  Ric Knowles has worked as a dramaturge for Modern Times’ productions on several occasions. The following is an excerpt from his forthcoming book on interculturalism in the Toronto theatre scene, in which he uses Modern Times as one of his case studies. “Modern Times” is perhaps a surprising name for a theatre company whose popular reputation, at least in its press coverage, seems to be based on its staged adaptations of ancient Persian fables, and whose current mandate focuses on the blending of Middle-Eastern and western theatrical forms. But the name is appropriate: central to the company’s importance may be its contribution to the rethinking of modernism itself. Indeed, Modern Times can be understood in its politics and artistic practices to be working in its modest way towards the completion of what Jürgen Habermas in 1980 famously (and controversially) called “the unfinished project of modernity”—the extension of the larger humanist project of Enlightenment through the creation of a rational and democratic public sphere, one that includes the arts as well as science and morality. According to Habermas, modernity held “the extravagant expectation that the arts and sciences would not merely promote the control of the forces of nature but also the understanding of self and world, moral progress, justice in social institutions, and even human happiness”. Habermas is sceptical about the project’s potential success, citing “Three Conservatisms”—antimodernism, pre-modernism, and postmodernism—that work against it. In spite of Parsa’s own experience with antimodernism in Iran, and his rejection of postmodern instabilities, Modern Times is more optimistic, and, circumventing many of the critiques levelled at Habermas’s gender blindness and his Eurocentric defence of the Enlightenment and its ravages, explicitly extends this extravagant expectation to all of the world’s peoples, whatever their genders, sexualities, races, or ethnicities. The company’s central project, I suggest, is …

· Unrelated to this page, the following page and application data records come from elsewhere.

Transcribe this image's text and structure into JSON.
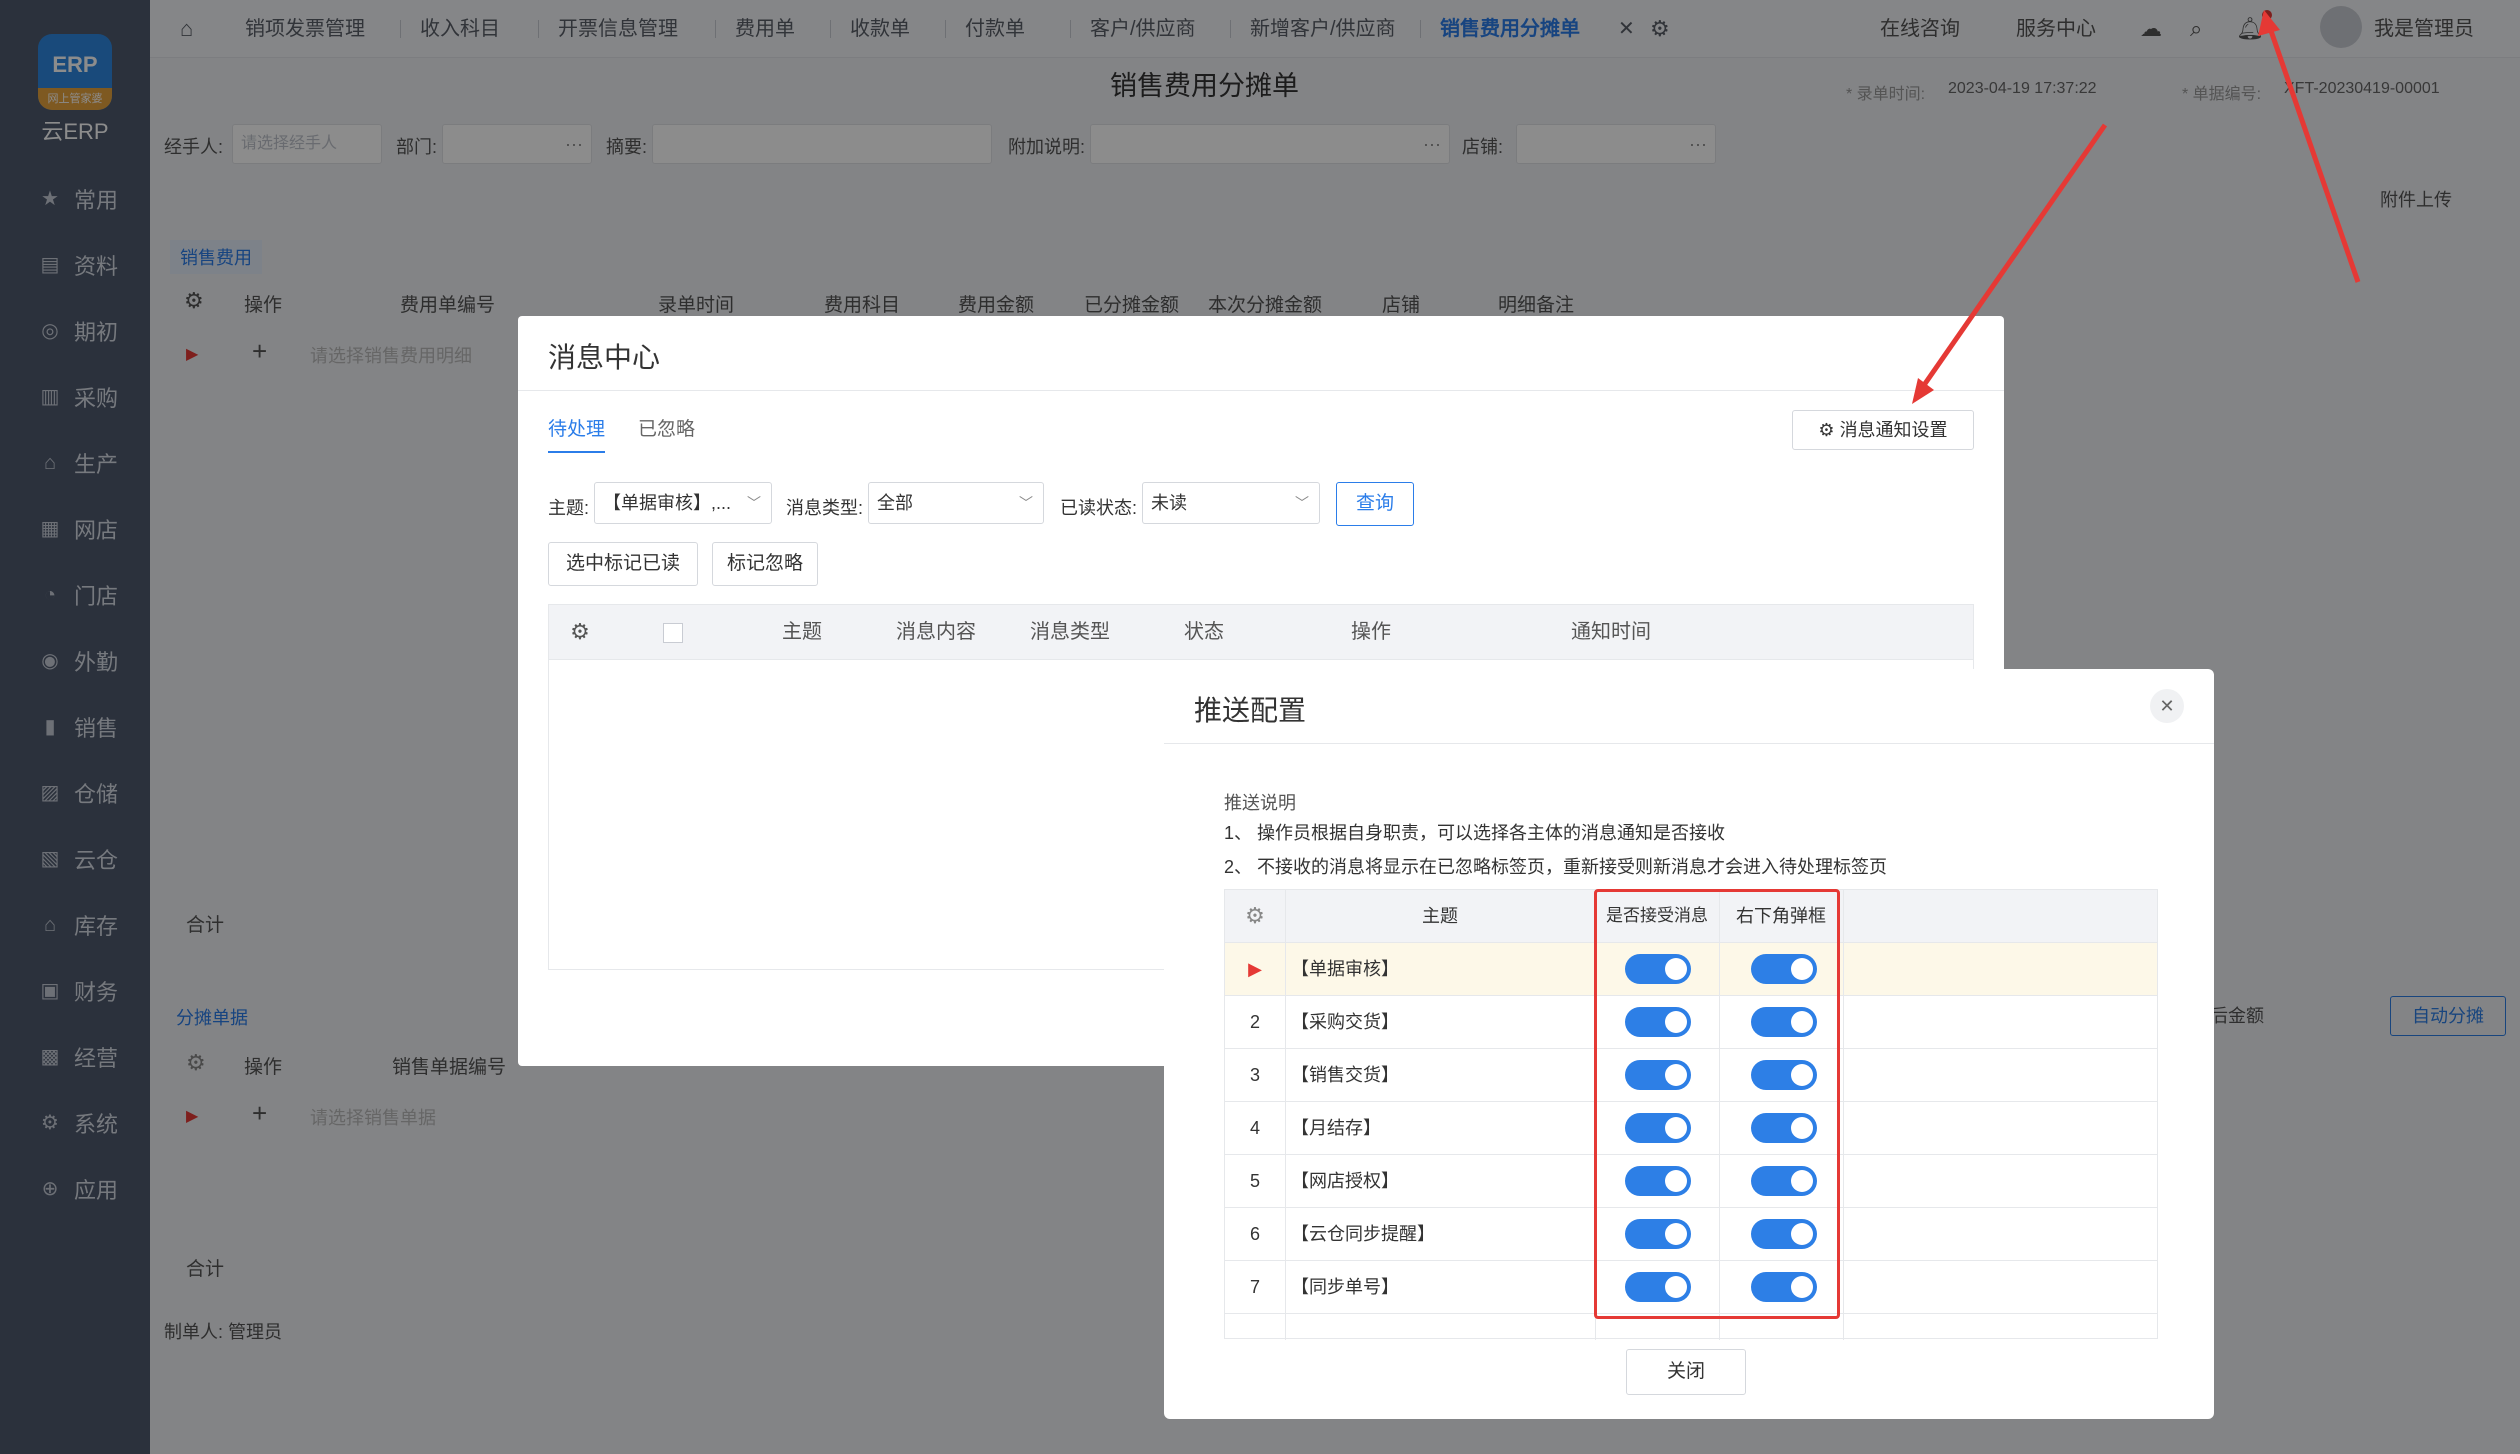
{
  "sidebar": {
    "logo_text": "ERP",
    "logo_badge": "网上管家婆",
    "brand": "云ERP",
    "items": [
      {
        "label": "常用",
        "icon": "star-icon"
      },
      {
        "label": "资料",
        "icon": "file-icon"
      },
      {
        "label": "期初",
        "icon": "clock-icon"
      },
      {
        "label": "采购",
        "icon": "cart-icon"
      },
      {
        "label": "生产",
        "icon": "factory-icon"
      },
      {
        "label": "网店",
        "icon": "shop-icon"
      },
      {
        "label": "门店",
        "icon": "store-icon"
      },
      {
        "label": "外勤",
        "icon": "location-icon"
      },
      {
        "label": "销售",
        "icon": "chart-icon"
      },
      {
        "label": "仓储",
        "icon": "warehouse-icon"
      },
      {
        "label": "云仓",
        "icon": "cloud-warehouse-icon"
      },
      {
        "label": "库存",
        "icon": "inventory-icon"
      },
      {
        "label": "财务",
        "icon": "finance-icon"
      },
      {
        "label": "经营",
        "icon": "business-icon"
      },
      {
        "label": "系统",
        "icon": "settings-icon"
      },
      {
        "label": "应用",
        "icon": "plus-icon"
      }
    ]
  },
  "topbar": {
    "tabs": [
      "销项发票管理",
      "收入科目",
      "开票信息管理",
      "费用单",
      "收款单",
      "付款单",
      "客户/供应商",
      "新增客户/供应商",
      "销售费用分摊单"
    ],
    "online": "在线咨询",
    "service": "服务中心",
    "user": "我是管理员"
  },
  "bg": {
    "title": "销售费用分摊单",
    "record_time_label": "* 录单时间:",
    "record_time": "2023-04-19 17:37:22",
    "doc_no_label": "* 单据编号:",
    "doc_no": "XFT-20230419-00001",
    "handler_label": "经手人:",
    "handler_placeholder": "请选择经手人",
    "dept_label": "部门:",
    "summary_label": "摘要:",
    "note_label": "附加说明:",
    "store_label": "店铺:",
    "attach": "附件上传",
    "sec1": "销售费用",
    "cols1": [
      "操作",
      "费用单编号",
      "录单时间",
      "费用科目",
      "费用金额",
      "已分摊金额",
      "本次分摊金额",
      "店铺",
      "明细备注"
    ],
    "row1_placeholder": "请选择销售费用明细",
    "total": "合计",
    "sec2": "分摊单据",
    "cols2": [
      "操作",
      "销售单据编号"
    ],
    "row2_placeholder": "请选择销售单据",
    "after_amount": "后金额",
    "auto_btn": "自动分摊",
    "maker": "制单人: 管理员"
  },
  "msg": {
    "title": "消息中心",
    "tabs": [
      "待处理",
      "已忽略"
    ],
    "settings_btn": "消息通知设置",
    "subject_label": "主题:",
    "subject_value": "【单据审核】,...",
    "type_label": "消息类型:",
    "type_value": "全部",
    "read_label": "已读状态:",
    "read_value": "未读",
    "query_btn": "查询",
    "mark_read_btn": "选中标记已读",
    "ignore_btn": "标记忽略",
    "columns": [
      "主题",
      "消息内容",
      "消息类型",
      "状态",
      "操作",
      "通知时间"
    ]
  },
  "push": {
    "title": "推送配置",
    "note_title": "推送说明",
    "note1": "1、 操作员根据自身职责，可以选择各主体的消息通知是否接收",
    "note2": "2、 不接收的消息将显示在已忽略标签页，重新接受则新消息才会进入待处理标签页",
    "col_subject": "主题",
    "col_receive": "是否接受消息",
    "col_popup": "右下角弹框",
    "rows": [
      {
        "no": "",
        "subject": "【单据审核】",
        "receive": true,
        "popup": true
      },
      {
        "no": "2",
        "subject": "【采购交货】",
        "receive": true,
        "popup": true
      },
      {
        "no": "3",
        "subject": "【销售交货】",
        "receive": true,
        "popup": true
      },
      {
        "no": "4",
        "subject": "【月结存】",
        "receive": true,
        "popup": true
      },
      {
        "no": "5",
        "subject": "【网店授权】",
        "receive": true,
        "popup": true
      },
      {
        "no": "6",
        "subject": "【云仓同步提醒】",
        "receive": true,
        "popup": true
      },
      {
        "no": "7",
        "subject": "【同步单号】",
        "receive": true,
        "popup": true
      }
    ],
    "close_btn": "关闭"
  },
  "colors": {
    "accent": "#2d7fe6",
    "sidebar": "#4f5a6e",
    "highlight": "#e53935"
  }
}
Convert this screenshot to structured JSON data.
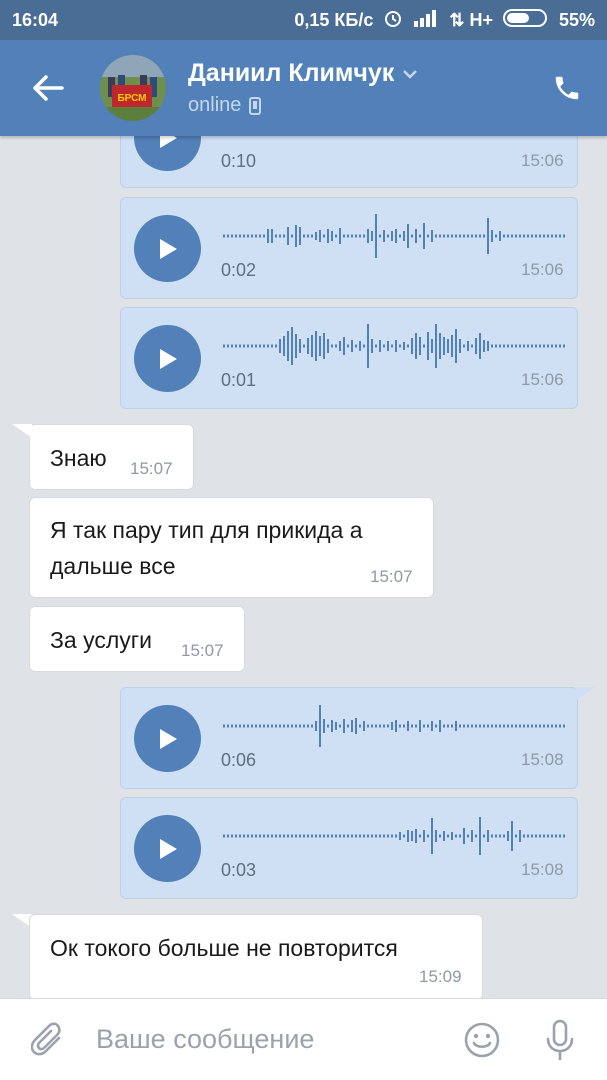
{
  "status_bar": {
    "time": "16:04",
    "speed": "0,15 КБ/с",
    "network": "H+",
    "battery": "55%"
  },
  "header": {
    "contact_name": "Даниил Климчук",
    "status": "online",
    "avatar_flag_text": "БРСМ"
  },
  "messages": [
    {
      "type": "voice",
      "direction": "out",
      "duration": "0:10",
      "time": "15:06"
    },
    {
      "type": "voice",
      "direction": "out",
      "duration": "0:02",
      "time": "15:06"
    },
    {
      "type": "voice",
      "direction": "out",
      "duration": "0:01",
      "time": "15:06"
    },
    {
      "type": "text",
      "direction": "in",
      "text": "Знаю",
      "time": "15:07"
    },
    {
      "type": "text",
      "direction": "in",
      "lines": [
        "Я так пару тип для прикида а",
        "дальше все"
      ],
      "time": "15:07"
    },
    {
      "type": "text",
      "direction": "in",
      "text": "За услуги",
      "time": "15:07"
    },
    {
      "type": "voice",
      "direction": "out",
      "duration": "0:06",
      "time": "15:08"
    },
    {
      "type": "voice",
      "direction": "out",
      "duration": "0:03",
      "time": "15:08"
    },
    {
      "type": "text",
      "direction": "in",
      "text": "Ок токого больше не повторится",
      "time": "15:09"
    }
  ],
  "composer": {
    "placeholder": "Ваше сообщение"
  },
  "colors": {
    "header": "#5181b8",
    "status_bar": "#4a6d96",
    "outgoing_bubble": "#cfe0f5",
    "incoming_bubble": "#ffffff",
    "background": "#dfe3e8"
  },
  "icons": [
    "back-arrow-icon",
    "chevron-down-icon",
    "phone-icon",
    "mobile-icon",
    "play-icon",
    "paperclip-icon",
    "smile-icon",
    "microphone-icon"
  ]
}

Why I Volunteer… Richard Shimoda

Peter Farbridge 25th Anniversary, Home

When Soheil Parsa asked me if I would join the Modern Times board, I was both honoured and flattered, but at the same time hesitant.  I had never worked or volunteered in theatre, and certainly had no academic exposure to the dramatic arts, unless you count the public school plays that we as kids are forced to participate in.  

Things would be tricky without them… Soheil Homayouni

Peter Farbridge 25th Anniversary, Home

“The theatre productions of         Mr. Parsa have been valuable for me in several ways.” The minimalistic nature of Soheil’s productions helps the audience to focus on the essential. There is no room for arbitrary interpretations beyond the control of the director. Soheil bravely demands all the attention of the audience, and he surely deserves it all because he has a lot to express, and he does so with power and determination. I watch each play more than once, and at the end of each show I feel exhausted: the processing of the barrage of ideas, and the new feelings I want to comprehend is very demanding.